For the Russian oil companies Chechnya was important not only because of Chechen oil, but also because it was a passage to the Caspian Sea oil in Azerbaijan. The newly "independent" Chechen regime had all the vices of the old regime. Just like the Palestinian Authority it was totally corrupt. The new Chechen president, Aslan Maschadov (former Soviet officer like Dudaev) did not have control over many of the armed groups and bands. Those bands terrorised ordinary people and the neighbouring territories. The ordinary people lived in an environment of terror and poverty.
Like in Palestine all these elements created the right environment for the rise of Islam fundamentalism, because the people could not see a real revolutionary alternative. After years of war the Chechen working class was had been almost totally destroyed. Industry no longer existed. The schools and universities had been destroyed by Russian bombing. It was the ideal atmosphere for the rise of Islamic fundamentalism.
It played the same role as in other parts of the world - that of providing the state with a necessary provocation to justify further repression. The invasion of Dagestan in August 1999 and bombing of flats in Moscow in September 1999 gave Russian imperialism the necessary public support to begin a new war.
Thus the Russian army occupied Chechnya once again. Again, as in Israel today, many ordinary Russians regarded it as an evil but a necessary one to prevent further attacks. In reality, just as in the Middle East, it was a road to nowhere. The Russian Army is still incapable of breaking Chechen resistance. The Chechens are incapable of putting an end to the occupation, suffering and brutal terror at the hands of the Russian military. More then 100,000 have people died in the two wars.

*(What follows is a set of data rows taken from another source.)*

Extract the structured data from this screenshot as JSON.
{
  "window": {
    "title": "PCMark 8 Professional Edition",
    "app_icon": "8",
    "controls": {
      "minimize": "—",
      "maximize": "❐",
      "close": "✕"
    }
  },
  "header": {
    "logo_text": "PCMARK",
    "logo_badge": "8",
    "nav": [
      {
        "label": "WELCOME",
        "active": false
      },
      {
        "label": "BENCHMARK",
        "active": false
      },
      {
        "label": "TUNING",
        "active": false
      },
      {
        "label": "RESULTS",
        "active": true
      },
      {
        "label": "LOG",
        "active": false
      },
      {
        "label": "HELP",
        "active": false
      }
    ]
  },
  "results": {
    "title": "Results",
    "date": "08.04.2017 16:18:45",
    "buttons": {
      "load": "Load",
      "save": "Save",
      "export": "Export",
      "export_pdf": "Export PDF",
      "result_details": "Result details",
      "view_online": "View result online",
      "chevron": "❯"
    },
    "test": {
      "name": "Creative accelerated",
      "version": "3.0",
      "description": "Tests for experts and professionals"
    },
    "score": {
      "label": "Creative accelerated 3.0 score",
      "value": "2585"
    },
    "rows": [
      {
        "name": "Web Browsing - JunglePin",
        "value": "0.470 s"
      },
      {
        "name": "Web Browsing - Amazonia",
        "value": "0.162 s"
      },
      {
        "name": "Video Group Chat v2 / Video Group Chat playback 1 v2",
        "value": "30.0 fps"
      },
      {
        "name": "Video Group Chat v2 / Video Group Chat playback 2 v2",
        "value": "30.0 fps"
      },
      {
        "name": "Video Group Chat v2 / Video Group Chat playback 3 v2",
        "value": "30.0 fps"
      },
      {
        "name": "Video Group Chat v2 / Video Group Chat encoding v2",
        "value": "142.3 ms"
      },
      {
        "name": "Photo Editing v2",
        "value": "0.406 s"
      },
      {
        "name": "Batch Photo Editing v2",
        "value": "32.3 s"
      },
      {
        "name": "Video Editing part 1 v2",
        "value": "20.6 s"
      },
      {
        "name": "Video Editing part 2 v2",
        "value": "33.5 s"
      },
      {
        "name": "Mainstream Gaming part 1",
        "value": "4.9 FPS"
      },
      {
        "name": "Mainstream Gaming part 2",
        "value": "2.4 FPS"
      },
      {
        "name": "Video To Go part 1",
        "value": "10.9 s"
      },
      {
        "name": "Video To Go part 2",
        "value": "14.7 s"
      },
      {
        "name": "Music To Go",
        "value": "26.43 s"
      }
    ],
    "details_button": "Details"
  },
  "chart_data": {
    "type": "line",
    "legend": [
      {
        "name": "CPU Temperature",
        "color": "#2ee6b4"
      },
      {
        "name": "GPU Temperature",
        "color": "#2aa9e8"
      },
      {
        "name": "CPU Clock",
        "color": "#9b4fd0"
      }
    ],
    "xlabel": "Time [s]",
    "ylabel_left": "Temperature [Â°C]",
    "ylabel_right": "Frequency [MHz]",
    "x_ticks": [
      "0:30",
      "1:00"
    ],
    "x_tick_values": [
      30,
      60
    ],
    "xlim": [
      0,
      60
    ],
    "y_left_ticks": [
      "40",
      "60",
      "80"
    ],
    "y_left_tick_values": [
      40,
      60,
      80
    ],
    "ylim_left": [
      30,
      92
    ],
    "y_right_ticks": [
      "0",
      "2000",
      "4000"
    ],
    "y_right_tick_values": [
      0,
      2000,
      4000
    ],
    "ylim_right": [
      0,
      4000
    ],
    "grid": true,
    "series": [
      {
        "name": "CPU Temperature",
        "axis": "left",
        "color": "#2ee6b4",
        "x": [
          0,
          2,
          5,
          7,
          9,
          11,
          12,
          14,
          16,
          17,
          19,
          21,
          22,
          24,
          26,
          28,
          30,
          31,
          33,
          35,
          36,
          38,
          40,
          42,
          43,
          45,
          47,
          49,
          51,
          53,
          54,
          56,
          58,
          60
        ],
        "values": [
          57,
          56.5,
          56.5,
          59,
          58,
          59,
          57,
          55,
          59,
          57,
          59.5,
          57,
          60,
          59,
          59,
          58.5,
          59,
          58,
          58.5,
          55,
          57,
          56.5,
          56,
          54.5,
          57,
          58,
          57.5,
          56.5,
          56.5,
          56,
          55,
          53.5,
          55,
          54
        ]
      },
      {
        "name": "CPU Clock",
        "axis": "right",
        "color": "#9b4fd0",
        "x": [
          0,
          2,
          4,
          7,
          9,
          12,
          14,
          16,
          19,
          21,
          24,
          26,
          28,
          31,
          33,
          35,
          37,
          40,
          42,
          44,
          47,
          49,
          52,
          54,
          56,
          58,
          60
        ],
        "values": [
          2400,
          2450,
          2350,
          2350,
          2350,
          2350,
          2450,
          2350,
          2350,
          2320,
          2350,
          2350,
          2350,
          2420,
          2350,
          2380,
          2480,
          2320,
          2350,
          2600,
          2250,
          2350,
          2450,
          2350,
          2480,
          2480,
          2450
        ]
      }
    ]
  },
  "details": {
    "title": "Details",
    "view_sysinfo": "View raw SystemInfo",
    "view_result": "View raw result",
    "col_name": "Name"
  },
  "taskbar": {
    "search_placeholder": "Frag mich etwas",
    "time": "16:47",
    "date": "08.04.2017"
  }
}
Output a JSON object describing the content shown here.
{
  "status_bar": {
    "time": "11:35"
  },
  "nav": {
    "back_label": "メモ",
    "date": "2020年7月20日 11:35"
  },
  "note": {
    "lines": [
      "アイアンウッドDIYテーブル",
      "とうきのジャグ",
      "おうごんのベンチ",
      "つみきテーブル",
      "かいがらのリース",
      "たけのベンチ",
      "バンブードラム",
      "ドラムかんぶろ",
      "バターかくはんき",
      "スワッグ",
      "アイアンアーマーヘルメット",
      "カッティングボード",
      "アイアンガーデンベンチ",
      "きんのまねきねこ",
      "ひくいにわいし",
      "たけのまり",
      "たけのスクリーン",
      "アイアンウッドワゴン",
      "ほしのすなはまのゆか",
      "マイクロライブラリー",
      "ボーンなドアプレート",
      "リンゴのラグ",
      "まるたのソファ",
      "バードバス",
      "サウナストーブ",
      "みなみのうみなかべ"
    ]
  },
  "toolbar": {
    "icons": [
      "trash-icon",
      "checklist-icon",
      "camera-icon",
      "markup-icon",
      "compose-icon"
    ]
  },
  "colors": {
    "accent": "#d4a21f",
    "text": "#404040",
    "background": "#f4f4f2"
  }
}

There many others parallels between these two conflicts. In both of them, the people have access to detailed information from the TV about the shocking acts of terror carried out by Palestinian or Chechen terror groups, but you have to go to the web-pages of human rights organizations to find information about children being tortured in Israeli prisons or about the mass executions carried out by the Russian army and police.
In fact, civilians on both sides suffer not just from individual terrorism but from state terror also.
In the both cases the authorities use the situation to attack the civil rights of all citizens. During the second intifada in Israel laws were approved that prevent people from openly presenting their political position. There was a plan to close a new Israeli station allegedly because of its "non-objective" reports - that is, reports not in line with government policy. In Russia we had the approval of a draconian "anti-extremism" law. During the latest hostage crisis in Moscow the TV channel "Moskovia" and the radio channel "Moscow Echo" was closed just because they agreed to transmit the Chechen rebels' statements.
The capitalist authorities in Israel and Russia are directly responsible to unleashing hatred between the peoples. In Russia the state TV declared that in some cites the police would not be able to control the situation if there were pogroms against Chechens. In Israel the state activates propaganda against Israeli Arabs (recently we had the active use of espionage against some IDF officers of Arab origins).
And finally we see the same way to solve both these conflicts - through the common struggle of the workers of all nationalities for a socialist future. Today thousands of Chechen workers live and work in Russia. We have the same situation in Israel too. Thousands of Palestinian workers are in direct contact with their Israeli class brothers and sisters. Only their cooperation can smash the power of Imperialism and Islamism in the name of a better future of all the peoples.